Eight years ago, Lillie bought a pair of Oxford Sandy and Black (OSB) weaners, a traditional British pig breed that is rarer than giant pandas. ‘OSBs are delightful animals with a lovely temperament and beautiful lop ears,’ she says.

From the seven-acre smallholding of Ham Farm, where Lillie lives with farmer husband Morgan and their four children, this Dorset farmer is helping to champion one of Britain’s oldest pig breeds, nicknamed Plum Puddings due to their spotty markings.

In preparation for her moment in the spotlight, Lillie started training Claudia earlier this year for the show, in the traditional manner. ‘You use a stick and board to gently get them to walk along. She’s used to going round her pen and is doing well with her training.’

This potential porcine showstopper will be travelling to Dorchester in a straw-filled trailer with all her piglets – due for delivery in August. Before her appearance in the showring, Claudia will enjoy a pampering session featuring a thorough wash and scrub with a floor brush which she loves, according to Lillie. ‘Her trotters will be trimmed, her ears wiped out and, on the day, she’ll be massaged with baby oil, to make her look glossy and bring out all her lovely colours.’
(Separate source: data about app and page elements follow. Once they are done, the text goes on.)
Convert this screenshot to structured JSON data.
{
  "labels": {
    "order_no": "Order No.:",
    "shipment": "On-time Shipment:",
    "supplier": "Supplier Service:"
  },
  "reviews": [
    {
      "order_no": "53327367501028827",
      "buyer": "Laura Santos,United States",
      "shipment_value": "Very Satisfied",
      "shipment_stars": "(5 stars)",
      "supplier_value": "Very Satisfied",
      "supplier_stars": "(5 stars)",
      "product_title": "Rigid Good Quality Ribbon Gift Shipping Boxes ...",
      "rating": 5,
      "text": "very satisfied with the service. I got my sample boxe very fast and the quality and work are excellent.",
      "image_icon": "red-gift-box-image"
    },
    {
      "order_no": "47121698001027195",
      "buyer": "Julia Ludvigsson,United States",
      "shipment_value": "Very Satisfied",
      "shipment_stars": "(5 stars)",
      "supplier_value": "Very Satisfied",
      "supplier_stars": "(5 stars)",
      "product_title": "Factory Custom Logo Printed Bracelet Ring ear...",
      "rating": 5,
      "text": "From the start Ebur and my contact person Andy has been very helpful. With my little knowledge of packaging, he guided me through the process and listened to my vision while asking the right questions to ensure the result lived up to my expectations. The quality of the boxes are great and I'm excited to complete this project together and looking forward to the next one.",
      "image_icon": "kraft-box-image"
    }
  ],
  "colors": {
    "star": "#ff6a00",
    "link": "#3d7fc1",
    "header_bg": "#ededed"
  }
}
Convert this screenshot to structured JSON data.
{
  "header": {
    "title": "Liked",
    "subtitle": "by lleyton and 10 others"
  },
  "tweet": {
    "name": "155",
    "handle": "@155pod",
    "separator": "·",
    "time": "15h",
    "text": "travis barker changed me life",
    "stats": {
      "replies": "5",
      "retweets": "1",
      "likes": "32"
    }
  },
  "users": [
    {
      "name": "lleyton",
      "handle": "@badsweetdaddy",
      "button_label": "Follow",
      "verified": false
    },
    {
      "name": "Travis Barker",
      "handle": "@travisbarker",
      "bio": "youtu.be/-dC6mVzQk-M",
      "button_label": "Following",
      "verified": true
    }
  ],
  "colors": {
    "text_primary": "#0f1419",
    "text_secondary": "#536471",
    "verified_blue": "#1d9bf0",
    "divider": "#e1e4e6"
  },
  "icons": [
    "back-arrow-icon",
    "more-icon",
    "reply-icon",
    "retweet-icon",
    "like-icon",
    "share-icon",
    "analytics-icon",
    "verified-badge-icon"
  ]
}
Whether Claudia leaves with a prize, is down to what the section judge thinks when they see her in action. ‘They will assess her first on stance and gait, and then on her breed characteristics,’ Lillie explains. A win will not only mean a rosette, proudly displayed back at Ham Farm, but it would also bring recognition for Lillie as a registered breeder of OSBs, from an impartial judge.

Certainly, she is looking forward to the challenge and believes Claudia will enjoy it, too. ‘My pigs are always curious about new people; they seem to like social interaction and they’ll get plenty of that at the Dorset County Show.’

Tickets pre-booked before August 26 £19, up until September 1 £21, on the show weekend £23. Under 16s go free. Book at

Dorset Echo: Big Pete in action crushing cars. (Photo: Big Pete in action crushing cars. (Photo:

Dorset County Show: Did you know? 

- 1,200 sheep will be bleating and competing, along with 300 cattle including many rare breeds, and 740 horses – from mighty Shires to little Shetlands

- From sewing to cooking over 2,200 homecraft exhibits will be on display

- Trade stand frontage will reach a staggering two miles long, and if all the marquees were lined up they would stretch more than 1,180 metres.

- It takes two weeks to transform the show’s greenfield site, on the edge of Dorchester, into a rural ‘city’, complete with running water, electricity, toilets, stables, animal pens and a huge campsite.

- The Sheep Show introduces the public to a huge range of different breeds of sheep including dancing ones!

- The only events that have stopped the show in its 183-year history are two World Wars, Foot and Mouth Disease (2001) and the coronavirus pandemic (2020/2021)